When a sports team reach the end of the line, the first demand is usually to turn to youth. The alternative is not as eye-catching or as exciting but nevertheless, it is sometimes wiser to go for a player with knowledge and experience.
Seven years after he was last called up for a Test match, Liam Plunkett is back in England colours and, on the evidence on offer against Sri Lanka at Lord’s, as well as on the first day of this second Test, he has much to contribute to the pace attack.
Now 29, Plunkett will probably not be around for a long time. Fast bowling is hard work, so – fitness and form permitting – we might see him in international cricket for three or four years, perhaps five at a push. That does not matter. If Plunkett can thrive in the coming seasons, it will ease the minds of England selectors, and the temptation for radical yet unjustified selections – Tymal Mills, of Essex, springs to mind – will fade.
The difference between Plunkett and a bowler in his early twenties is that he understands his game. As obvious as that sounds, it is a quality sometimes overlooked. When Plunkett finds life difficult on his Test return – as undoubtedly he will – he will have an 11-year career in first-class cricket upon which to draw.
He has also known what it is to rise, then fall, before climbing to the top again. Plunkett’s career was drifting before he left Durham for Yorkshire in the autumn of 2012. A series of increasingly confident, menacing performances have restored him to international favour and now Plunkett has another chance, he looks determined to take it.
At his new home ground yesterday, some of Plunkett’s bowling was explosive, and thrilling to watch. He was quick and consistent, his hostility scrambling the mind of Dimuth Karunaratne to such a degree that the Sri Lanka opening batsman played across a full, straight delivery and was bowled through the gate.
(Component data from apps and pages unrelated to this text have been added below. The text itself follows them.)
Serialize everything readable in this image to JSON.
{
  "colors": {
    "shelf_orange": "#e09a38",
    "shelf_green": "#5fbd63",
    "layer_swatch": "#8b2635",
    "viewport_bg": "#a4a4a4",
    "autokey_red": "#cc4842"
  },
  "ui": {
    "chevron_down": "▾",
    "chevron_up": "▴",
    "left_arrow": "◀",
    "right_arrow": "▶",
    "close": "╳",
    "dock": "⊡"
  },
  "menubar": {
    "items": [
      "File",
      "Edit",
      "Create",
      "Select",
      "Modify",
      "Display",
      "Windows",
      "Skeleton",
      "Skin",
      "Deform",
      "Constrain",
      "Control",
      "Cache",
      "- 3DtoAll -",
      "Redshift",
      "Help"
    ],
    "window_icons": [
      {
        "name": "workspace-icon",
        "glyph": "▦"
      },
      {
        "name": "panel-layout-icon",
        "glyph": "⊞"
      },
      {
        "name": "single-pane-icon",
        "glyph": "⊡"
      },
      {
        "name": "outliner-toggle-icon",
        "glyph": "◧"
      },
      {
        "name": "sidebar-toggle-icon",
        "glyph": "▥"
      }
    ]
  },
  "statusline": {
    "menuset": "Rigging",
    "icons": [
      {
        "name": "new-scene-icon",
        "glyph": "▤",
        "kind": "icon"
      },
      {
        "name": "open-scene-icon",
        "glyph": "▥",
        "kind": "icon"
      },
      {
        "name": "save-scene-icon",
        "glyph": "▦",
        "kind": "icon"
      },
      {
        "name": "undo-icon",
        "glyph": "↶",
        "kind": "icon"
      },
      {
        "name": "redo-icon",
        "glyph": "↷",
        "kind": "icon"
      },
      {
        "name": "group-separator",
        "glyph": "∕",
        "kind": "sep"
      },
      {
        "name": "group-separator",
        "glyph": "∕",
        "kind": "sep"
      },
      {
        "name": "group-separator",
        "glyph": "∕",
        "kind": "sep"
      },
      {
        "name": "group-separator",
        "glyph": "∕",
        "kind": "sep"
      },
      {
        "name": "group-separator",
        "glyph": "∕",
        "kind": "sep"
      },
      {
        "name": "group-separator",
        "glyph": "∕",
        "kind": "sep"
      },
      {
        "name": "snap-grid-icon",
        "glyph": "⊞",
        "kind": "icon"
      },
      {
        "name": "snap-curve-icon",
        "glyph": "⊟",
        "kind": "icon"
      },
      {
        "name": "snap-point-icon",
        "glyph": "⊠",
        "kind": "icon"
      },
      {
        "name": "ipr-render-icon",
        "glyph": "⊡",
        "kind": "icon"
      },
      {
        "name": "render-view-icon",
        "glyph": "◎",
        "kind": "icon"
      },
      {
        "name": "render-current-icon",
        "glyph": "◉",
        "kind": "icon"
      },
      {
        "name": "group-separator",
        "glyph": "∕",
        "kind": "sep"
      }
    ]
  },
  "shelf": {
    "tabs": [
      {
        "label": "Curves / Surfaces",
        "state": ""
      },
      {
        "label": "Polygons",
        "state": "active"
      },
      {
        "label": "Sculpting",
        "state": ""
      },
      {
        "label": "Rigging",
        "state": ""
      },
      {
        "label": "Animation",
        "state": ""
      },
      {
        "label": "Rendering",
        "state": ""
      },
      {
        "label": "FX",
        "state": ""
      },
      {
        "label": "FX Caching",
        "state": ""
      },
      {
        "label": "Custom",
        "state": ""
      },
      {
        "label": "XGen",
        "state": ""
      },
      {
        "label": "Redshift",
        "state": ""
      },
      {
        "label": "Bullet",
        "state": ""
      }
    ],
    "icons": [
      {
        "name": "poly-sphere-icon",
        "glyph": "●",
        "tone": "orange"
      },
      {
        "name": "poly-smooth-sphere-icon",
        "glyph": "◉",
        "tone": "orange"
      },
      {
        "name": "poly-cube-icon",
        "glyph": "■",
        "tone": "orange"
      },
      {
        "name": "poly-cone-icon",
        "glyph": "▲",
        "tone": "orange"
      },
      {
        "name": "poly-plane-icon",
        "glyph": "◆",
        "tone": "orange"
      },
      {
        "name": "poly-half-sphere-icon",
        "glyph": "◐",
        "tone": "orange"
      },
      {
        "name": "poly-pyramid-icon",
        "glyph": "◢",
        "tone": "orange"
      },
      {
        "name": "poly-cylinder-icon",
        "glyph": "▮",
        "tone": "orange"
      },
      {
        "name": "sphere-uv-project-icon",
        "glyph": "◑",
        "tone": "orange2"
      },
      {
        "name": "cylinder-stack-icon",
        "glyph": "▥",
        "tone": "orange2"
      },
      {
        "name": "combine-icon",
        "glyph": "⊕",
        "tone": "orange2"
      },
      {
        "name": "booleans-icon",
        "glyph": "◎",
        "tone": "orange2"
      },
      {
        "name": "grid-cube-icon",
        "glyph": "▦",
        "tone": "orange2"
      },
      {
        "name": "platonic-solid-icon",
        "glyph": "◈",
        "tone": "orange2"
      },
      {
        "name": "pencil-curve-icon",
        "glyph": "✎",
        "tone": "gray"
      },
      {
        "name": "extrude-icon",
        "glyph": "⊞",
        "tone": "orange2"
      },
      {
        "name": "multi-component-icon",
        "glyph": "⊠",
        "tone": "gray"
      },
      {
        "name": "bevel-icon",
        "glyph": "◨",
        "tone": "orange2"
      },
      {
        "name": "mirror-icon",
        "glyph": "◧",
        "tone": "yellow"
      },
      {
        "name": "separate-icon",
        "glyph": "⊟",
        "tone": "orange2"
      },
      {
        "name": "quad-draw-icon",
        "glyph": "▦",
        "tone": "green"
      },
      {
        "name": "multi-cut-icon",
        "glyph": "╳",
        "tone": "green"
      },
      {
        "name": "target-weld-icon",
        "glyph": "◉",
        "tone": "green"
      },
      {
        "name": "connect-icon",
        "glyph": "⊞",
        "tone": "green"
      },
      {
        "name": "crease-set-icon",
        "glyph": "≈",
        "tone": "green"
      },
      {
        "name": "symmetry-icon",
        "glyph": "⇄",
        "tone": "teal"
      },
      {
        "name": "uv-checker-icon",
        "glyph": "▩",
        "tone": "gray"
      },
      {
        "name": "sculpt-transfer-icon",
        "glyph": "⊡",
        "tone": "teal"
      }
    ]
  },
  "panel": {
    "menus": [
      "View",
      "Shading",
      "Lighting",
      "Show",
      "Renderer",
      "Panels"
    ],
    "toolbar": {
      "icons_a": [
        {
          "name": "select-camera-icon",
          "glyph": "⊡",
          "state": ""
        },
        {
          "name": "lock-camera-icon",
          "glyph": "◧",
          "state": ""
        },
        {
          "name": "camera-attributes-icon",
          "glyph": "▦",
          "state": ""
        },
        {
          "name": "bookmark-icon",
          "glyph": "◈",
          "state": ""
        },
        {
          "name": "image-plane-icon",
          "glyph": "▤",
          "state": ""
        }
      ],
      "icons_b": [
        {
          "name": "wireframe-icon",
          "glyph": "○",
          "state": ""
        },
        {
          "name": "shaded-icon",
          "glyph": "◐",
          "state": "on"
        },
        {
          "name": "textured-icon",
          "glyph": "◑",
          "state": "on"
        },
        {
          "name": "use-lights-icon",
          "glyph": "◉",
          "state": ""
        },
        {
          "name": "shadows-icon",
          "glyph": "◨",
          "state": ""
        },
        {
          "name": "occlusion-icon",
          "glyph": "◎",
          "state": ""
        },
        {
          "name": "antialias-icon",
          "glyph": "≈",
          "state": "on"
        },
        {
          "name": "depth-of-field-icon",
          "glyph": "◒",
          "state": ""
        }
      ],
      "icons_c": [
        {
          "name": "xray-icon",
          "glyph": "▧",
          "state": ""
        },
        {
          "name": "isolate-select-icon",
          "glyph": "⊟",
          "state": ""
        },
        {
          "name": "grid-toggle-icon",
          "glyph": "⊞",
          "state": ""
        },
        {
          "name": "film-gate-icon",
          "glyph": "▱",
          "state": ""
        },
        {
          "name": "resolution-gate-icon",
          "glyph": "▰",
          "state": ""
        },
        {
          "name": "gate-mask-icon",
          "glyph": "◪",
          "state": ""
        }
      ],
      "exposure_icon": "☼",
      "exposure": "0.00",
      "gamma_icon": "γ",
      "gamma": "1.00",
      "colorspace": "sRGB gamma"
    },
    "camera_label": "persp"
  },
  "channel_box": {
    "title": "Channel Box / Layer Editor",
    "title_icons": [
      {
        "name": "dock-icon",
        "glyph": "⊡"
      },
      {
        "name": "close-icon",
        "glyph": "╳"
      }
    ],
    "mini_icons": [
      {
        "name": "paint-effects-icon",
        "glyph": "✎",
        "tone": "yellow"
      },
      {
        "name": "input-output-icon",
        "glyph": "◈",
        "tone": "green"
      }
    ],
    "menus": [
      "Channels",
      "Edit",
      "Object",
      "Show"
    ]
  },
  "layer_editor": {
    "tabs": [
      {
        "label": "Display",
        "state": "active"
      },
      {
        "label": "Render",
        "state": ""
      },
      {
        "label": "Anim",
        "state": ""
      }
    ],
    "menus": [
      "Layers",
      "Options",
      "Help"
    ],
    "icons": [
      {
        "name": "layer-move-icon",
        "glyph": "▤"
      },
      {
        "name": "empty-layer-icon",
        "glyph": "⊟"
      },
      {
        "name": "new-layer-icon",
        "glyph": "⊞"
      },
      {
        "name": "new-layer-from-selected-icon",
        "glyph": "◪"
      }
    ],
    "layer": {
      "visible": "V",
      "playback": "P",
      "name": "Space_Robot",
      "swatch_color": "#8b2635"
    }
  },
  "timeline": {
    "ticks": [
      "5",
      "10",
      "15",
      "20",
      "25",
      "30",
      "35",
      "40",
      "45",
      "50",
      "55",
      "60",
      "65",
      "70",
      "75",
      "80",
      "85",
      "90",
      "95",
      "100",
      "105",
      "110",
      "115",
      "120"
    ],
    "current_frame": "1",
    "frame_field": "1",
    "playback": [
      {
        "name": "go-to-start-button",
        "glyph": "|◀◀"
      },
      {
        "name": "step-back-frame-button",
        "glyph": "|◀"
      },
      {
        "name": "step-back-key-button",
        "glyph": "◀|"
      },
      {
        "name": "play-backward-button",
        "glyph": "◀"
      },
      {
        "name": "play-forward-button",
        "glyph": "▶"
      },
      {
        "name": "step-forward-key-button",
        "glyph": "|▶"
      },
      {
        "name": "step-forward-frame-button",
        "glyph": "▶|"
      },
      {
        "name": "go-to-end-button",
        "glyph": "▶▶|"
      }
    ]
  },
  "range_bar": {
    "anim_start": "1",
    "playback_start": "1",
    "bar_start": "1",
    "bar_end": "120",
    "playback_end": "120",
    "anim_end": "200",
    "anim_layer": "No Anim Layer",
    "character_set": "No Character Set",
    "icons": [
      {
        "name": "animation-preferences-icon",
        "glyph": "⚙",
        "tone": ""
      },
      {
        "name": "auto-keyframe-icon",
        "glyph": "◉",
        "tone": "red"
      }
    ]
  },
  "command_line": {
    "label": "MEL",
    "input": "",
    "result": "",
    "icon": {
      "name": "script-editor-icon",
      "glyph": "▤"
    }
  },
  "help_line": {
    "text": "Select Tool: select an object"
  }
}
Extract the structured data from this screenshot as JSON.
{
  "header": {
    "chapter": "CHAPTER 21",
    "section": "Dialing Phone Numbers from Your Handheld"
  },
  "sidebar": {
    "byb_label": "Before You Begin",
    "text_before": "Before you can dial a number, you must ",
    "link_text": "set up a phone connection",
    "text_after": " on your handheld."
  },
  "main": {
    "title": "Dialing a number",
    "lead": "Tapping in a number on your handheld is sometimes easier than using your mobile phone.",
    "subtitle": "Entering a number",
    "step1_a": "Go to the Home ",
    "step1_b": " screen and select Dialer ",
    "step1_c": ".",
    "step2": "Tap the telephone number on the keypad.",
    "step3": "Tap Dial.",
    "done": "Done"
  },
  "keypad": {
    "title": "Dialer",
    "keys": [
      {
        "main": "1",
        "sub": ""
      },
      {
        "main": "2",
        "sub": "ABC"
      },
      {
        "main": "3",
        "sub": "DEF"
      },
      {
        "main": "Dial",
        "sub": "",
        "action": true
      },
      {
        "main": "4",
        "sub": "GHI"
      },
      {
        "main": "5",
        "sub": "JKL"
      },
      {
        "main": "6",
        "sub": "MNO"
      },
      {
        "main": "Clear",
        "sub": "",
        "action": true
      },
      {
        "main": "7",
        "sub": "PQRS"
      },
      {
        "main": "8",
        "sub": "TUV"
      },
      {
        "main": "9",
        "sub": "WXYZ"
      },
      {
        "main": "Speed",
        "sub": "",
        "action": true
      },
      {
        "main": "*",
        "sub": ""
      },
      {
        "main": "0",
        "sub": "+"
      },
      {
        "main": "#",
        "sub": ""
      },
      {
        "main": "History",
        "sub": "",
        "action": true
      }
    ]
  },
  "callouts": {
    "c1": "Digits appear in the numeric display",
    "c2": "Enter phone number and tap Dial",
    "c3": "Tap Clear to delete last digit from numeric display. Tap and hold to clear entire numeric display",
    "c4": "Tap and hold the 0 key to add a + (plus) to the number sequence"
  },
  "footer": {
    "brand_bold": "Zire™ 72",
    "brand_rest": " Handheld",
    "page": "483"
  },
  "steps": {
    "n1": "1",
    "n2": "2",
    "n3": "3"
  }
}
If, as an international bowler, you can take the wicket of Kumar Sangakkara, you are doing something right. Plunkett should have done so twice, but failed on both occasions. On one of which he was culpable; on the other, he certainly was not.
In the middle of another rapid stint, Plunkett drew the edge from the Sri Lankan maestro and leapt skywards in celebration. His joy was premature, however. Matt Prior, playing in his 77th Test, contrived to drop a catch for which he had barely had to move. Prior tried to suggest the ball had moved erratically in flight, but that did not spare him the harsh judgement of Michael Vaughan. “A goober,” remarked the former England captain, using a cricketing slang term for a particularly bad error.
In the final over before lunch, Plunkett himself was at fault as he failed to appeal when Sangakkara chased a wide delivery. Television replays during the lunch interval showed that batsman had made a faint connection with the ball.
Perhaps the younger Plunkett would have become disheartened. The older version responded with two wickets in two deliveries, removing Mahela Jayawardene – one of the world’s finest batsman – and Lahiru Thirimanne. Then, as Plunkett and Stuart Broad tore apart Sri Lanka in the final session, the former delivered a venomous bouncer that would have troubled many more accomplished batsmen than Dhammika Prasad.
Prasad has been recalled to the side for this Test but his first innings lasted only two balls. His attempts to evade Plunkett’s bumper were in vain as the ball took the glove and was caught behind.
Bowling in tandem during the late afternoon, Plunkett and Broad were fearsome indeed. “I know what I am now,” Plunkett said in the build-up to this Test. “I run in and hit the pitch hard and back myself to do that.”
This is a man who knows his mind and is aware of his role, as Sri Lanka have discovered already. Later in the summer, India’s batting technicians may be the next to feel Plunkett’s fire.